▸ **Task directions**:
Your task is to retype the listing word for word.

▸ **Supplied data**:
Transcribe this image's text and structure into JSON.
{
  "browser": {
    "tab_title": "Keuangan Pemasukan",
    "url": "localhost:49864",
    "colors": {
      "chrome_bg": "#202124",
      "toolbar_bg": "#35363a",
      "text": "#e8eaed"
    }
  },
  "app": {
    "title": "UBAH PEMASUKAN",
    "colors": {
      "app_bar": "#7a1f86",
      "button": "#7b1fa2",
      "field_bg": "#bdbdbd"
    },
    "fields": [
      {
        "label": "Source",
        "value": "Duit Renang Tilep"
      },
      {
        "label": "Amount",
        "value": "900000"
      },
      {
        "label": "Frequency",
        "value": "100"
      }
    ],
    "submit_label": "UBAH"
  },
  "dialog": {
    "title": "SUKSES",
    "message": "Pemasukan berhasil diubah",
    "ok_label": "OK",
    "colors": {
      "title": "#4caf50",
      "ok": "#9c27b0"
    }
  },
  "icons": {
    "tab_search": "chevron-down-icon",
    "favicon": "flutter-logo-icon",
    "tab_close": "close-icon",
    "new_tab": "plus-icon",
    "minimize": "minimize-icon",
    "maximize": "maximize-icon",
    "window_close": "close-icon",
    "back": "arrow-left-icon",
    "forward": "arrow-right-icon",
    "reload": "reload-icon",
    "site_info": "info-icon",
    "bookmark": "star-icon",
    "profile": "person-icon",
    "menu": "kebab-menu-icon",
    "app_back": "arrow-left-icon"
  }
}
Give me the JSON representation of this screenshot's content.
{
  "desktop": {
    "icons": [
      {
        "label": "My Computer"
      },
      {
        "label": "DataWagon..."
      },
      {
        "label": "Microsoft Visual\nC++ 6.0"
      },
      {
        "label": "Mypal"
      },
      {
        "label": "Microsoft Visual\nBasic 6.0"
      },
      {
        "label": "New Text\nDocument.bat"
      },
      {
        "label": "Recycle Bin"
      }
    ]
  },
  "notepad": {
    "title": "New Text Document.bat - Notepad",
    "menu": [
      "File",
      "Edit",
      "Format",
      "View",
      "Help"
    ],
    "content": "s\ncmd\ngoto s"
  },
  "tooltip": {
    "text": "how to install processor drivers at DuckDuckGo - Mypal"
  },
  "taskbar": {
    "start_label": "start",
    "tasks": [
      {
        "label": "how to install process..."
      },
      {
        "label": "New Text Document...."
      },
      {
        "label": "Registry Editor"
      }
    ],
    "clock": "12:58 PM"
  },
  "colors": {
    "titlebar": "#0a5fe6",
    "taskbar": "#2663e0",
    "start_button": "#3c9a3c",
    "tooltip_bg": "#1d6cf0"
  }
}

▸ **Solution for this exercise**:
Transcribe this image's text and structure into JSON.
{
  "browser": {
    "tab_title": "Keuangan Pemasukan",
    "url": "localhost:49864",
    "colors": {
      "chrome_bg": "#202124",
      "toolbar_bg": "#35363a",
      "text": "#e8eaed"
    }
  },
  "app": {
    "title": "UBAH PEMASUKAN",
    "colors": {
      "app_bar": "#7a1f86",
      "button": "#7b1fa2",
      "field_bg": "#bdbdbd"
    },
    "fields": [
      {
        "label": "Source",
        "value": "Duit Renang Tilep"
      },
      {
        "label": "Amount",
        "value": "900000"
      },
      {
        "label": "Frequency",
        "value": "100"
      }
    ],
    "submit_label": "UBAH"
  },
  "dialog": {
    "title": "SUKSES",
    "message": "Pemasukan berhasil diubah",
    "ok_label": "OK",
    "colors": {
      "title": "#4caf50",
      "ok": "#9c27b0"
    }
  },
  "icons": {
    "tab_search": "chevron-down-icon",
    "favicon": "flutter-logo-icon",
    "tab_close": "close-icon",
    "new_tab": "plus-icon",
    "minimize": "minimize-icon",
    "maximize": "maximize-icon",
    "window_close": "close-icon",
    "back": "arrow-left-icon",
    "forward": "arrow-right-icon",
    "reload": "reload-icon",
    "site_info": "info-icon",
    "bookmark": "star-icon",
    "profile": "person-icon",
    "menu": "kebab-menu-icon",
    "app_back": "arrow-left-icon"
  }
}
Give me the JSON representation of this screenshot's content.
{
  "desktop": {
    "icons": [
      {
        "label": "My Computer"
      },
      {
        "label": "DataWagon..."
      },
      {
        "label": "Microsoft Visual\nC++ 6.0"
      },
      {
        "label": "Mypal"
      },
      {
        "label": "Microsoft Visual\nBasic 6.0"
      },
      {
        "label": "New Text\nDocument.bat"
      },
      {
        "label": "Recycle Bin"
      }
    ]
  },
  "notepad": {
    "title": "New Text Document.bat - Notepad",
    "menu": [
      "File",
      "Edit",
      "Format",
      "View",
      "Help"
    ],
    "content": "s\ncmd\ngoto s"
  },
  "tooltip": {
    "text": "how to install processor drivers at DuckDuckGo - Mypal"
  },
  "taskbar": {
    "start_label": "start",
    "tasks": [
      {
        "label": "how to install process..."
      },
      {
        "label": "New Text Document...."
      },
      {
        "label": "Registry Editor"
      }
    ],
    "clock": "12:58 PM"
  },
  "colors": {
    "titlebar": "#0a5fe6",
    "taskbar": "#2663e0",
    "start_button": "#3c9a3c",
    "tooltip_bg": "#1d6cf0"
  }
}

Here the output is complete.